I wrote this song expressing my sorrow and appreciation for my wife in those early years of our marriage.
I quit drinking at rock bottom. I have battled other addictions since then, but the demon of alcohol has been exorcized from my life, God willing, for good. My “cancer” never materialized, but my lipomas are still there and they remind me of my foolishness every time I feel them. Once I stopped drinking, good things began to happen to me. I went back to college and got my degree in education, followed by a masters degree. After teaching for several years, my dream of being a writer came back to me and was actually realized. I wrote a historical novel which was published by the Indiana Historical Society in 2015. That book, The Carter Journals: Time Travels in Early U.S. History, is used in several schools as supplemental curriculum and it opened the door for me to meet some of my writing idols and feel a small part of the writing community. It also led me to become a political columnist for Patheos and an education columnist for several newspapers across Indiana. While I still battle with depression, I do feel much better about myself. I have found the right medication to stabilize my darker moods and life is good.
I hope someone out there reads this and understands that you are not alone. Chances are, someone in your life–perhaps several people–who you think has it together is battling the same kinds of demons you are. If you are out there, I wrote this for you. You can overcome your addiction. You just need to understand that the addiction is just a symptom of other problems. Once you begin to face those problems, the addiction can be defeated.
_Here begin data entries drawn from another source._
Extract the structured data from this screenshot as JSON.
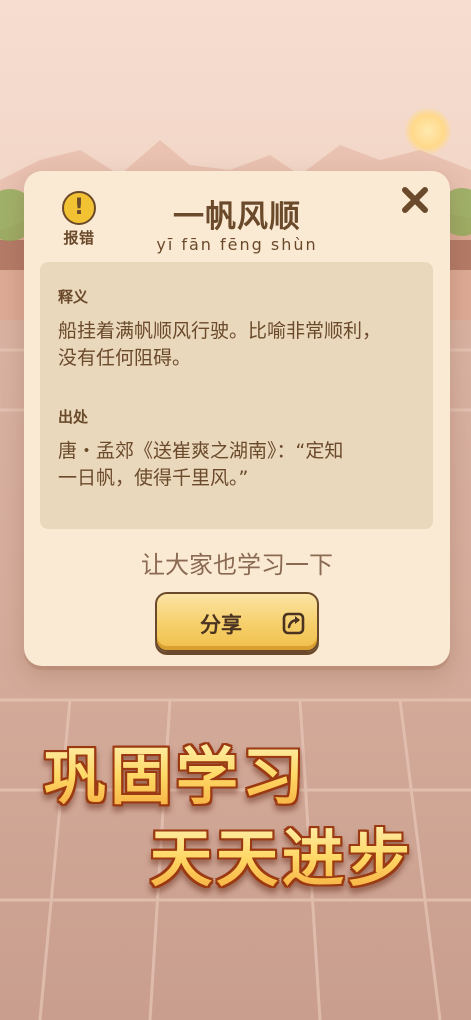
{
  "idiom": {
    "title": "一帆风顺",
    "pinyin": "yī fān fēng shùn"
  },
  "report": {
    "icon": "exclamation-circle-icon",
    "label": "报错"
  },
  "close": {
    "icon": "close-x-icon"
  },
  "meaning": {
    "label": "释义",
    "line1": "船挂着满帆顺风行驶。比喻非常顺利，",
    "line2": "没有任何阻碍。"
  },
  "source": {
    "label": "出处",
    "line1": "唐・孟郊《送崔爽之湖南》：“定知",
    "line2": "一日帆，使得千里风。”"
  },
  "share": {
    "hint": "让大家也学习一下",
    "button_label": "分享",
    "icon": "share-arrow-icon"
  },
  "promo": {
    "line1": "巩固学习",
    "line2": "天天进步"
  },
  "colors": {
    "dialog_bg": "#fbead3",
    "panel_bg": "#ead8bd",
    "text_brown": "#6b4a2b",
    "button_gold": "#f6cf6a"
  }
}
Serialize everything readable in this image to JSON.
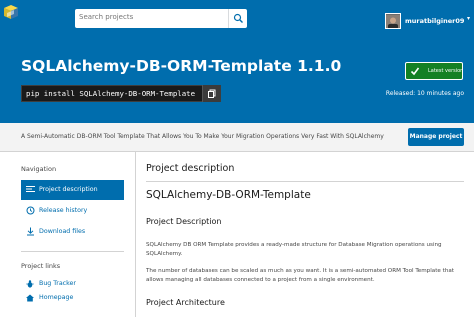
{
  "header": {
    "search_placeholder": "Search projects",
    "username": "muratbilginer09"
  },
  "project": {
    "title": "SQLAlchemy-DB-ORM-Template 1.1.0",
    "pip_command": "pip install SQLAlchemy-DB-ORM-Template",
    "latest_label": "Latest version",
    "released": "Released: 10 minutes ago",
    "summary": "A Semi-Automatic DB-ORM Tool Template That Allows You To Make Your Migration Operations Very Fast With SQLAlchemy",
    "manage_label": "Manage project"
  },
  "sidebar": {
    "nav_heading": "Navigation",
    "nav_items": [
      {
        "label": "Project description",
        "active": true
      },
      {
        "label": "Release history",
        "active": false
      },
      {
        "label": "Download files",
        "active": false
      }
    ],
    "links_heading": "Project links",
    "links": [
      {
        "label": "Bug Tracker"
      },
      {
        "label": "Homepage"
      }
    ]
  },
  "main": {
    "section_heading": "Project description",
    "readme_title": "SQLAlchemy-DB-ORM-Template",
    "subheading_1": "Project Description",
    "paragraph_1": "SQLAlchemy DB ORM Template provides a ready-made structure for Database Migration operations using SQLAlchemy.",
    "paragraph_2": "The number of databases can be scaled as much as you want. It is a semi-automated ORM Tool Template that allows managing all databases connected to a project from a single environment.",
    "subheading_2": "Project Architecture"
  },
  "colors": {
    "brand_blue": "#006dad",
    "success_green": "#148024",
    "pip_box": "#1a1a1a"
  }
}
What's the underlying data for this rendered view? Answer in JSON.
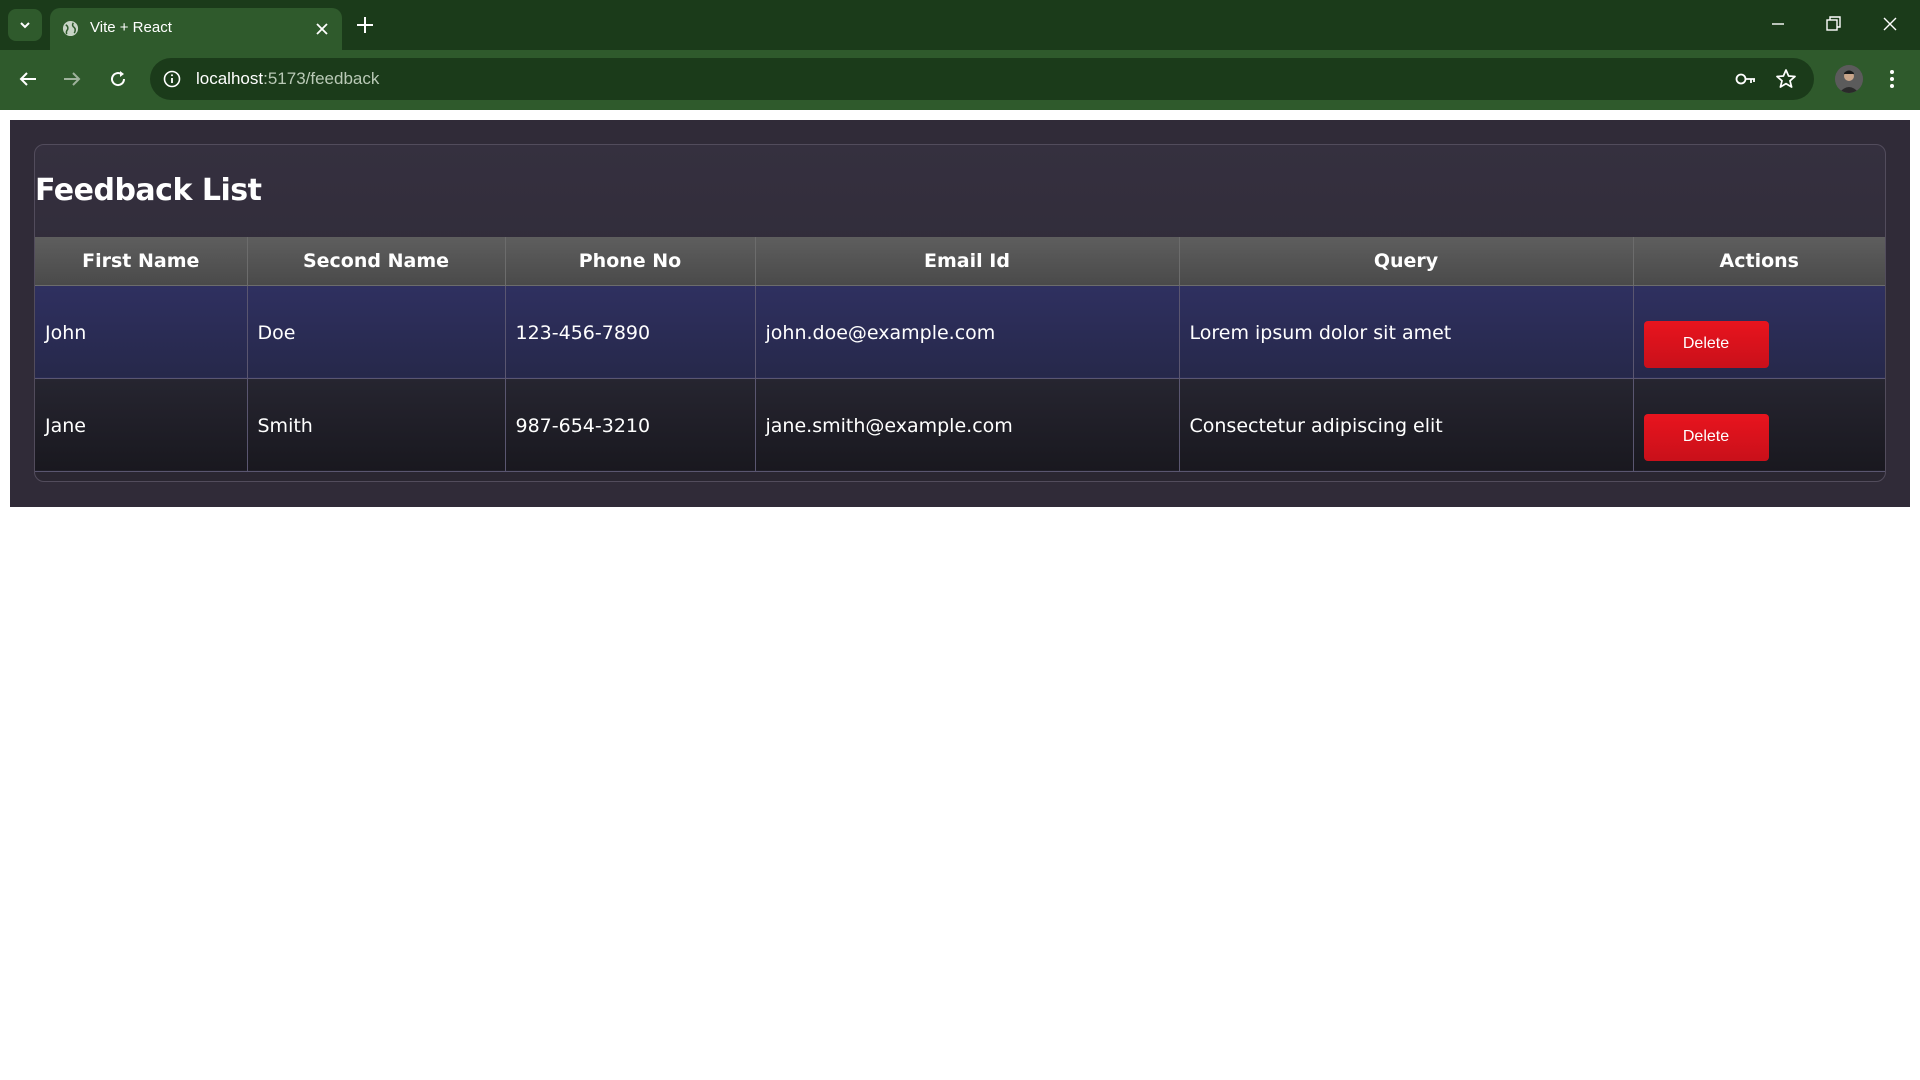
{
  "browser": {
    "tab_title": "Vite + React",
    "url_host": "localhost",
    "url_path": ":5173/feedback",
    "icons": [
      "tab-search-icon",
      "globe-favicon-icon",
      "close-icon",
      "plus-icon",
      "minimize-icon",
      "restore-icon",
      "window-close-icon",
      "back-arrow-icon",
      "forward-arrow-icon",
      "reload-icon",
      "info-icon",
      "key-icon",
      "star-icon",
      "profile-avatar",
      "more-vert-icon"
    ],
    "colors": {
      "tabbar": "#1b3b1a",
      "toolbar": "#2f5a2c"
    }
  },
  "page": {
    "title": "Feedback List",
    "columns": [
      "First Name",
      "Second Name",
      "Phone No",
      "Email Id",
      "Query",
      "Actions"
    ],
    "rows": [
      {
        "first": "John",
        "second": "Doe",
        "phone": "123-456-7890",
        "email": "john.doe@example.com",
        "query": "Lorem ipsum dolor sit amet",
        "action": "Delete"
      },
      {
        "first": "Jane",
        "second": "Smith",
        "phone": "987-654-3210",
        "email": "jane.smith@example.com",
        "query": "Consectetur adipiscing elit",
        "action": "Delete"
      }
    ],
    "colors": {
      "delete_button": "#e8141e",
      "header_bg": "#555555"
    }
  }
}
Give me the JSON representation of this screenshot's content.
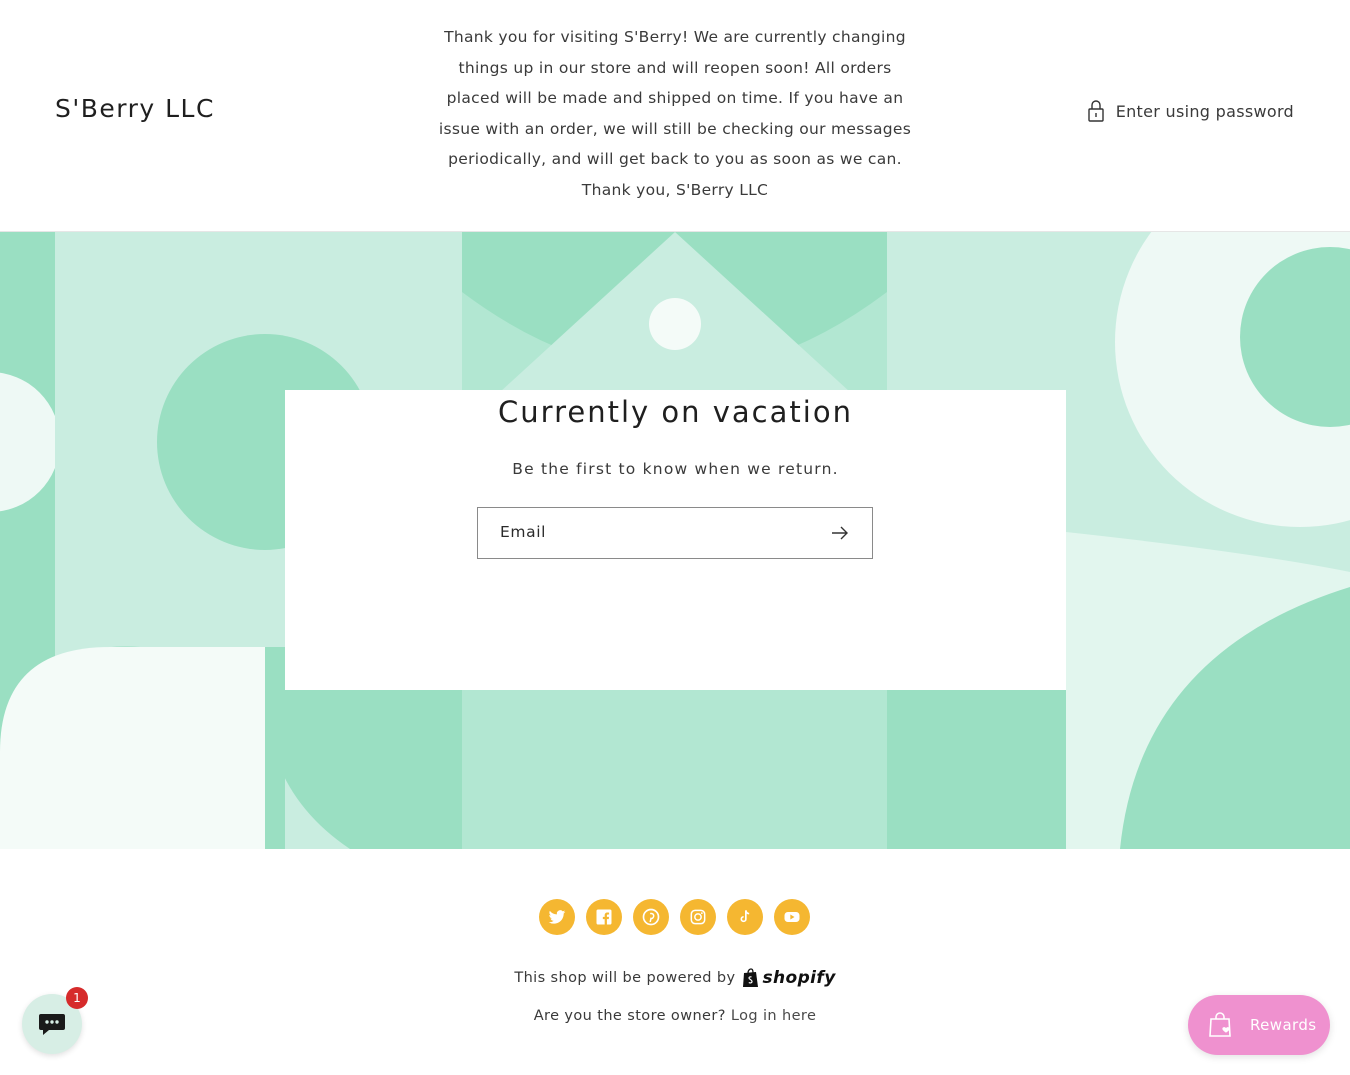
{
  "header": {
    "brand": "S'Berry LLC",
    "notice_lines": [
      "Thank you for visiting S'Berry! We are currently changing",
      "things up in our store and will reopen soon! All orders",
      "placed will be made and shipped on time. If you have an",
      "issue with an order, we will still be checking our messages",
      "periodically, and will get back to you as soon as we can.",
      "Thank you, S'Berry LLC"
    ],
    "password_link": "Enter using password",
    "password_icon": "lock-icon"
  },
  "banner": {
    "title": "Currently on vacation",
    "subtitle": "Be the first to know when we return.",
    "email_label": "Email",
    "submit_icon": "arrow-right-icon"
  },
  "footer": {
    "socials": [
      {
        "name": "twitter-icon"
      },
      {
        "name": "facebook-icon"
      },
      {
        "name": "pinterest-icon"
      },
      {
        "name": "instagram-icon"
      },
      {
        "name": "tiktok-icon"
      },
      {
        "name": "youtube-icon"
      }
    ],
    "powered_text": "This shop will be powered by",
    "shopify_label": "shopify",
    "owner_question": "Are you the store owner?",
    "login_link": "Log in here"
  },
  "chat": {
    "badge_count": "1"
  },
  "rewards": {
    "label": "Rewards"
  },
  "colors": {
    "accent_yellow": "#f5b731",
    "mint_light": "#c9ede0",
    "mint_mid": "#9adfc2",
    "rewards_pink": "#ef91cf",
    "badge_red": "#d62b2b"
  }
}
Until then, just know that I, and millions of others out there, understand what you are going through.
I’ll close with this song I wrote about what an addict goes through on a daily basis.